[Interface dataset entries]
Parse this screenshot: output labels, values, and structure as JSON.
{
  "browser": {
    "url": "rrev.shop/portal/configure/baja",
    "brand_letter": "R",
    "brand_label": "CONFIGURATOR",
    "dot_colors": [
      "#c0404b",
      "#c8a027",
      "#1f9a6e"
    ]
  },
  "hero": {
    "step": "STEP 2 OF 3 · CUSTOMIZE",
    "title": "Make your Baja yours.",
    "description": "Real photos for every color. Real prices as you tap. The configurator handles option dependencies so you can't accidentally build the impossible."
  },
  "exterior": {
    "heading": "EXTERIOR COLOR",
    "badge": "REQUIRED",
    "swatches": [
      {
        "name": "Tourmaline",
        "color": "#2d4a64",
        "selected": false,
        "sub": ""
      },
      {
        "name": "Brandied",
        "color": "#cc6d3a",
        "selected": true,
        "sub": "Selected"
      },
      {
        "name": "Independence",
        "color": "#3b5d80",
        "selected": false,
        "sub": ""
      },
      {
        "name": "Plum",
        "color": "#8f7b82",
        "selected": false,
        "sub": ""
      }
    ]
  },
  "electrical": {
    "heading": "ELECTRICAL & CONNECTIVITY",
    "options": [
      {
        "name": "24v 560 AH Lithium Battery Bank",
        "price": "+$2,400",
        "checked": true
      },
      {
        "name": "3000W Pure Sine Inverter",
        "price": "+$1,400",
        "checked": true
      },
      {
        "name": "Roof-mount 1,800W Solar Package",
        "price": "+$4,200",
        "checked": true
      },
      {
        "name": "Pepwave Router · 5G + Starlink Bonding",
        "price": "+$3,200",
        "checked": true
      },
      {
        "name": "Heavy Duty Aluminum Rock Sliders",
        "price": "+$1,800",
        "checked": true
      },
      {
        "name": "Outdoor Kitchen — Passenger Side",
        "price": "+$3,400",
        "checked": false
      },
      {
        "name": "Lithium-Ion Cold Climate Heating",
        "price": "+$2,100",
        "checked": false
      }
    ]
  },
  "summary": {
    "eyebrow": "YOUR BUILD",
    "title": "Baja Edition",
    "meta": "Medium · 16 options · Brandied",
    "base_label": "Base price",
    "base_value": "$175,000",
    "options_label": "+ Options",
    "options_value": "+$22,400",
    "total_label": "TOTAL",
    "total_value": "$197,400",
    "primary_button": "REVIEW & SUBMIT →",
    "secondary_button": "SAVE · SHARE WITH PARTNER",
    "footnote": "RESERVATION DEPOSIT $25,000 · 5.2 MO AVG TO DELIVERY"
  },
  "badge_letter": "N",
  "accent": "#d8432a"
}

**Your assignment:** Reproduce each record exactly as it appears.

**Solution:**
Parse this screenshot: output labels, values, and structure as JSON.
{
  "browser": {
    "url": "rrev.shop/portal/configure/baja",
    "brand_letter": "R",
    "brand_label": "CONFIGURATOR",
    "dot_colors": [
      "#c0404b",
      "#c8a027",
      "#1f9a6e"
    ]
  },
  "hero": {
    "step": "STEP 2 OF 3 · CUSTOMIZE",
    "title": "Make your Baja yours.",
    "description": "Real photos for every color. Real prices as you tap. The configurator handles option dependencies so you can't accidentally build the impossible."
  },
  "exterior": {
    "heading": "EXTERIOR COLOR",
    "badge": "REQUIRED",
    "swatches": [
      {
        "name": "Tourmaline",
        "color": "#2d4a64",
        "selected": false,
        "sub": ""
      },
      {
        "name": "Brandied",
        "color": "#cc6d3a",
        "selected": true,
        "sub": "Selected"
      },
      {
        "name": "Independence",
        "color": "#3b5d80",
        "selected": false,
        "sub": ""
      },
      {
        "name": "Plum",
        "color": "#8f7b82",
        "selected": false,
        "sub": ""
      }
    ]
  },
  "electrical": {
    "heading": "ELECTRICAL & CONNECTIVITY",
    "options": [
      {
        "name": "24v 560 AH Lithium Battery Bank",
        "price": "+$2,400",
        "checked": true
      },
      {
        "name": "3000W Pure Sine Inverter",
        "price": "+$1,400",
        "checked": true
      },
      {
        "name": "Roof-mount 1,800W Solar Package",
        "price": "+$4,200",
        "checked": true
      },
      {
        "name": "Pepwave Router · 5G + Starlink Bonding",
        "price": "+$3,200",
        "checked": true
      },
      {
        "name": "Heavy Duty Aluminum Rock Sliders",
        "price": "+$1,800",
        "checked": true
      },
      {
        "name": "Outdoor Kitchen — Passenger Side",
        "price": "+$3,400",
        "checked": false
      },
      {
        "name": "Lithium-Ion Cold Climate Heating",
        "price": "+$2,100",
        "checked": false
      }
    ]
  },
  "summary": {
    "eyebrow": "YOUR BUILD",
    "title": "Baja Edition",
    "meta": "Medium · 16 options · Brandied",
    "base_label": "Base price",
    "base_value": "$175,000",
    "options_label": "+ Options",
    "options_value": "+$22,400",
    "total_label": "TOTAL",
    "total_value": "$197,400",
    "primary_button": "REVIEW & SUBMIT →",
    "secondary_button": "SAVE · SHARE WITH PARTNER",
    "footnote": "RESERVATION DEPOSIT $25,000 · 5.2 MO AVG TO DELIVERY"
  },
  "badge_letter": "N",
  "accent": "#d8432a"
}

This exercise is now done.